If you have nothing nice to say, don’t say anything at all. That seems to be the cliché that many large media companies are hiding under as the NewFronts get underway.
This year, Gannett (parent of USA Today), Bloomberg, The Washington Post and Hearst are all sitting on the sidelines of the IAB’s annual showcase where (primarily) digital companies pitch their video wares to advertisers who really just want Facebook video views.
Perhaps these companies don’t want to pony up the $100,000 plus whatever it costs to rent out a giant room and put on a party full of food, alcohol and entertainment. According to an IAB rep, all fees associated with the NewFronts go to initiatives, like research, to support the growth of digital video.
Perhaps they don’t see a return on all the pomp and circumstance.
We can’t say why because they’ve all been mum. None would speak on the record. Some spoke off the record, which does this story no good, and some like Hearst and The Washington Post never returned my emails and calls. We will update the story should an executive at one of these outlets gets back to us.
After sharing a NewFront story about Disney Digital Networks’s NewFront from my colleague Lisa Lacy, Michael Pomposello, a co-founder at digital branding agency Blue Polo Interactive, remarked on Twitter how it’s “crazy to see how small the NY NewFronts are this year. No @Fullscreen, @defymedia etc.” I asked him why he thinks this is the case, and he said via Twitter, “A colleague at one of the aforementioned [media companies] told me the ROI wasn’t there for them last year. With YouTube on an accidental demonetization warpath, I’m shocked to see publishers not investing more in chasing direct deals. Even sans short turn ROI.”
I sent an email to Kevin Gentzel, chief revenue officer at USA Today (and, in full disclosure, my former boss at The Washington Post) asking why he thought certain large media companies aren’t participating, and his response: “That is a really good story idea.” He has not responded to my follow up regarding why USA Today, specifically, is sitting this one out.
Randall Rothenberg, the CEO of the IAB, said that “different companies have different needs. Many of them recognize it can also be an expensive proposition—looking at budgets, is this the year we want to do this? It’s all sui generis.”
BuzzFeed, while not having its own official NewFront, is glomming onto Twitter’s NewFronts, announcing it is extending its partnership for its live morning show “AM to DM.” The company’s approach this year is the same as last year’s: host a series of smaller, more intimate dinners and events for high-level clients. Of course, every media company participating in the NewFronts does this.
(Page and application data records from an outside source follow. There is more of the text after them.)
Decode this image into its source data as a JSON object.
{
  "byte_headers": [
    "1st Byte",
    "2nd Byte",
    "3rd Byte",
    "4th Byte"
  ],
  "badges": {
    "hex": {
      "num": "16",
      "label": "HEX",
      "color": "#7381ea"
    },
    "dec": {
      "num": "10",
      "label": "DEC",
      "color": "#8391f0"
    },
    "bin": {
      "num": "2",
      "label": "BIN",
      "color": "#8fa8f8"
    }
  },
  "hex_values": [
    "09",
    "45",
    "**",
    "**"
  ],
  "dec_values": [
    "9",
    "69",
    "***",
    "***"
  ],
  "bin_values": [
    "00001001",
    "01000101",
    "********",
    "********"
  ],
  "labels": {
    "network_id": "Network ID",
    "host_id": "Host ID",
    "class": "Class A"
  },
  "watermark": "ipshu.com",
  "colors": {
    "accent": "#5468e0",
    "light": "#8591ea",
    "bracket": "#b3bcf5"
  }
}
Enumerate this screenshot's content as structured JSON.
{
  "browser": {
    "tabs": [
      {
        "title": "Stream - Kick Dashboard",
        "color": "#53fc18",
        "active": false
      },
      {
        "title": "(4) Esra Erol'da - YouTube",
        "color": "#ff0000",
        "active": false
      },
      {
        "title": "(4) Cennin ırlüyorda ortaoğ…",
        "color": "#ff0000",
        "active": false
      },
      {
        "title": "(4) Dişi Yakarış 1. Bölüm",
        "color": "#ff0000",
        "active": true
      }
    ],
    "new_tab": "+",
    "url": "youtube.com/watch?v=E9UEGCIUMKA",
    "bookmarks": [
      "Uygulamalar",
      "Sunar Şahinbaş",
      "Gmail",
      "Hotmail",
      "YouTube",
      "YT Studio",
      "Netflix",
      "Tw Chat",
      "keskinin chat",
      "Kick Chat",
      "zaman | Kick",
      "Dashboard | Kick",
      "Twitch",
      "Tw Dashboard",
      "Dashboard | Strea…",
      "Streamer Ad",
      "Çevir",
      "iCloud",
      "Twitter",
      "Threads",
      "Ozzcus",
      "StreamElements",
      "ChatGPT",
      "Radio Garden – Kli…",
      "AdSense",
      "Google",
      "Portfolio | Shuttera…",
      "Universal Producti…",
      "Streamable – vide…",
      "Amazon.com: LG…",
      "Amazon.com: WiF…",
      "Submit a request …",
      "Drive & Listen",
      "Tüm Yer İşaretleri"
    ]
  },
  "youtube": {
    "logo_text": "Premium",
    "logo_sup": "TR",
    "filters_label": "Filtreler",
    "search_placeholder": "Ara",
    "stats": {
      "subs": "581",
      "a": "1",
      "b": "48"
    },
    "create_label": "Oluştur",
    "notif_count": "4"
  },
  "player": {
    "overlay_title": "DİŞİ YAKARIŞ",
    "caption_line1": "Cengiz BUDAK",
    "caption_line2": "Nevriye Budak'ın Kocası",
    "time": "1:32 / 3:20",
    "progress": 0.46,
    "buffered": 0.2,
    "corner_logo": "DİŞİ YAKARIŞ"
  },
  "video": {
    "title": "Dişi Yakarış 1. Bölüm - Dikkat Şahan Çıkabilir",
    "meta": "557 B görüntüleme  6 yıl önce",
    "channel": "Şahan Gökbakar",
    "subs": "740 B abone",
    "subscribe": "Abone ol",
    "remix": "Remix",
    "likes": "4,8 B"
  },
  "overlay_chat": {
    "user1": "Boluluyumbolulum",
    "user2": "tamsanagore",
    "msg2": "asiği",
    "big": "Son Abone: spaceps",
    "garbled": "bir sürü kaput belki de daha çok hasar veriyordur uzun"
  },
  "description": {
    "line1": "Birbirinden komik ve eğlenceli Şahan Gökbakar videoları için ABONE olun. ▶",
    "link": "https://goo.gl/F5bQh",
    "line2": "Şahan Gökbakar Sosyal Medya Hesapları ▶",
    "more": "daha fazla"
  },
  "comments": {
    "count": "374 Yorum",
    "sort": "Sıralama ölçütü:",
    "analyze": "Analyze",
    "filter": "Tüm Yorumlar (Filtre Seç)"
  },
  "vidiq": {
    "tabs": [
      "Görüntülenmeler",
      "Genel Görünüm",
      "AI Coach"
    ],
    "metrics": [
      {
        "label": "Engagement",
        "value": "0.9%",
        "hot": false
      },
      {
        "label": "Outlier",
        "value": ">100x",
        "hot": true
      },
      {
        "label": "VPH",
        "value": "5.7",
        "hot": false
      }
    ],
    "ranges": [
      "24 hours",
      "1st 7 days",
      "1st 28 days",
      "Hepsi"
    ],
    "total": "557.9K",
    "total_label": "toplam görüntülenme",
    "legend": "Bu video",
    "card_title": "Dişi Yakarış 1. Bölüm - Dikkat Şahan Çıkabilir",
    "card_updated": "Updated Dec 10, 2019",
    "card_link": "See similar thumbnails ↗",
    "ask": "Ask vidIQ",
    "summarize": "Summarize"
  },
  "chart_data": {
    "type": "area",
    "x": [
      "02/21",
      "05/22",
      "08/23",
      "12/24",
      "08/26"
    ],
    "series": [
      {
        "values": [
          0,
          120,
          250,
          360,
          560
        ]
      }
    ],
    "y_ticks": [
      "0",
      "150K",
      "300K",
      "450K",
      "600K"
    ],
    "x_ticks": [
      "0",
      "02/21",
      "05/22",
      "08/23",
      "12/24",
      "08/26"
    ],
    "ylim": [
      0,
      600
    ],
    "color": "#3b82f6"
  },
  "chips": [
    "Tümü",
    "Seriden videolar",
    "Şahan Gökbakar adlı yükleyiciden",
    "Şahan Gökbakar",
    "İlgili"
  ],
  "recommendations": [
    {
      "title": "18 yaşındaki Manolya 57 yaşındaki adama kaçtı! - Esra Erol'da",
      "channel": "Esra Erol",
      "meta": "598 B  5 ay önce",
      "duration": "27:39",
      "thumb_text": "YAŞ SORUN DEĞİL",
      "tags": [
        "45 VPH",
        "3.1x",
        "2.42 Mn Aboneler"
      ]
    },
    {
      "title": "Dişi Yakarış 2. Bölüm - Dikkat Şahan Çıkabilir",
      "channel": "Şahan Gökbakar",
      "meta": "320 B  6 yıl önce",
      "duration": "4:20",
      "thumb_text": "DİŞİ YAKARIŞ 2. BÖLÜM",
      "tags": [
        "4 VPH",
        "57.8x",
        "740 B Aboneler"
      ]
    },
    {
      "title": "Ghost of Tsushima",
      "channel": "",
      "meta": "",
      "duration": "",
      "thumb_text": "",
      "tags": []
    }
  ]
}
Some companies, clearly, see a benefit of participating in the NewFronts, which has not traditionally been about transaction—unlike the UpFronts, where billions of ad dollars exchange hands, the NewFronts are harder to track dollars or business wins—Group Nine Media, for example, is looking to change that.
“I expect this year that we’ll be transacting around our NewFront,” said Ben Lerer, CEO of Group Nine Media, which is the umbrella company for brands like The Dodo, Thrillist, and NowThis. “This year, for a bunch of reasons, not the least how we’re set up from an ad perspective and relationships we’ve built, I’ll think it’ll drive business for us.”
The IAB is doing a Fall NewFront in Los Angeles, so we’ll see if other companies missing out in the New York show will present there.
But it’s a curious thing how, in an age where ad revenue is constantly on the tips of media company sales orgs tongues, these large properties are passing up the opportunity to get in front of brands and agencies.